DATA SHOWN below:

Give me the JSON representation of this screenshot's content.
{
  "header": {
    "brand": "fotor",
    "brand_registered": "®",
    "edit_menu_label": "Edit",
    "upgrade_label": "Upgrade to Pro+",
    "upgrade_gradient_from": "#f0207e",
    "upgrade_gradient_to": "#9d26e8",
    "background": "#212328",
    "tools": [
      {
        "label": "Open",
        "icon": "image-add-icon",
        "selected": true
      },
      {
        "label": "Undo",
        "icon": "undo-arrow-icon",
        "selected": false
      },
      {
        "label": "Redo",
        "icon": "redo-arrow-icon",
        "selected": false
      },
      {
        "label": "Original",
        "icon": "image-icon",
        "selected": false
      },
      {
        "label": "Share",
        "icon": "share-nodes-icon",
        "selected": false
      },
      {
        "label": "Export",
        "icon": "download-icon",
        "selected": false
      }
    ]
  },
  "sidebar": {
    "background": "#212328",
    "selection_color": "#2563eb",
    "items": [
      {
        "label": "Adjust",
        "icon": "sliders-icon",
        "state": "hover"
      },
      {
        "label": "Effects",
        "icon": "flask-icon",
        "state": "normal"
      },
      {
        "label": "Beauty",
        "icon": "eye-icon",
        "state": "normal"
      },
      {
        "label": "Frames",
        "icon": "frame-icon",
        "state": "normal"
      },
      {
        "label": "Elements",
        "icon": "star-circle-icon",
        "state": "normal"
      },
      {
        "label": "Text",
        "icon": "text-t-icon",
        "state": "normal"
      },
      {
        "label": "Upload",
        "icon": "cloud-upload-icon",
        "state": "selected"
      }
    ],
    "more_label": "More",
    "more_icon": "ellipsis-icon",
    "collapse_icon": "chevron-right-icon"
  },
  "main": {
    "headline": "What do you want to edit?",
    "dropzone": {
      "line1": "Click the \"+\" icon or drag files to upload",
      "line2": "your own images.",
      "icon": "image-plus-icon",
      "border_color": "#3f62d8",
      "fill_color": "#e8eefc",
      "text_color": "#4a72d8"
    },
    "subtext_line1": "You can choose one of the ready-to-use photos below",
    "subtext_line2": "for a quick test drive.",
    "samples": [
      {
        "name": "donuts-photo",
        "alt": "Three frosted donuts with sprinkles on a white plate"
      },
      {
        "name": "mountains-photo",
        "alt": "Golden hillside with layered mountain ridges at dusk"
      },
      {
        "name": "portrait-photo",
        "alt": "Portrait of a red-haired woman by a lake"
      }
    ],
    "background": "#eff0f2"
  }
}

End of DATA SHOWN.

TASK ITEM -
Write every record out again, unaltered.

EXPECTED ANSWER -
Give me the JSON representation of this screenshot's content.
{
  "header": {
    "brand": "fotor",
    "brand_registered": "®",
    "edit_menu_label": "Edit",
    "upgrade_label": "Upgrade to Pro+",
    "upgrade_gradient_from": "#f0207e",
    "upgrade_gradient_to": "#9d26e8",
    "background": "#212328",
    "tools": [
      {
        "label": "Open",
        "icon": "image-add-icon",
        "selected": true
      },
      {
        "label": "Undo",
        "icon": "undo-arrow-icon",
        "selected": false
      },
      {
        "label": "Redo",
        "icon": "redo-arrow-icon",
        "selected": false
      },
      {
        "label": "Original",
        "icon": "image-icon",
        "selected": false
      },
      {
        "label": "Share",
        "icon": "share-nodes-icon",
        "selected": false
      },
      {
        "label": "Export",
        "icon": "download-icon",
        "selected": false
      }
    ]
  },
  "sidebar": {
    "background": "#212328",
    "selection_color": "#2563eb",
    "items": [
      {
        "label": "Adjust",
        "icon": "sliders-icon",
        "state": "hover"
      },
      {
        "label": "Effects",
        "icon": "flask-icon",
        "state": "normal"
      },
      {
        "label": "Beauty",
        "icon": "eye-icon",
        "state": "normal"
      },
      {
        "label": "Frames",
        "icon": "frame-icon",
        "state": "normal"
      },
      {
        "label": "Elements",
        "icon": "star-circle-icon",
        "state": "normal"
      },
      {
        "label": "Text",
        "icon": "text-t-icon",
        "state": "normal"
      },
      {
        "label": "Upload",
        "icon": "cloud-upload-icon",
        "state": "selected"
      }
    ],
    "more_label": "More",
    "more_icon": "ellipsis-icon",
    "collapse_icon": "chevron-right-icon"
  },
  "main": {
    "headline": "What do you want to edit?",
    "dropzone": {
      "line1": "Click the \"+\" icon or drag files to upload",
      "line2": "your own images.",
      "icon": "image-plus-icon",
      "border_color": "#3f62d8",
      "fill_color": "#e8eefc",
      "text_color": "#4a72d8"
    },
    "subtext_line1": "You can choose one of the ready-to-use photos below",
    "subtext_line2": "for a quick test drive.",
    "samples": [
      {
        "name": "donuts-photo",
        "alt": "Three frosted donuts with sprinkles on a white plate"
      },
      {
        "name": "mountains-photo",
        "alt": "Golden hillside with layered mountain ridges at dusk"
      },
      {
        "name": "portrait-photo",
        "alt": "Portrait of a red-haired woman by a lake"
      }
    ],
    "background": "#eff0f2"
  }
}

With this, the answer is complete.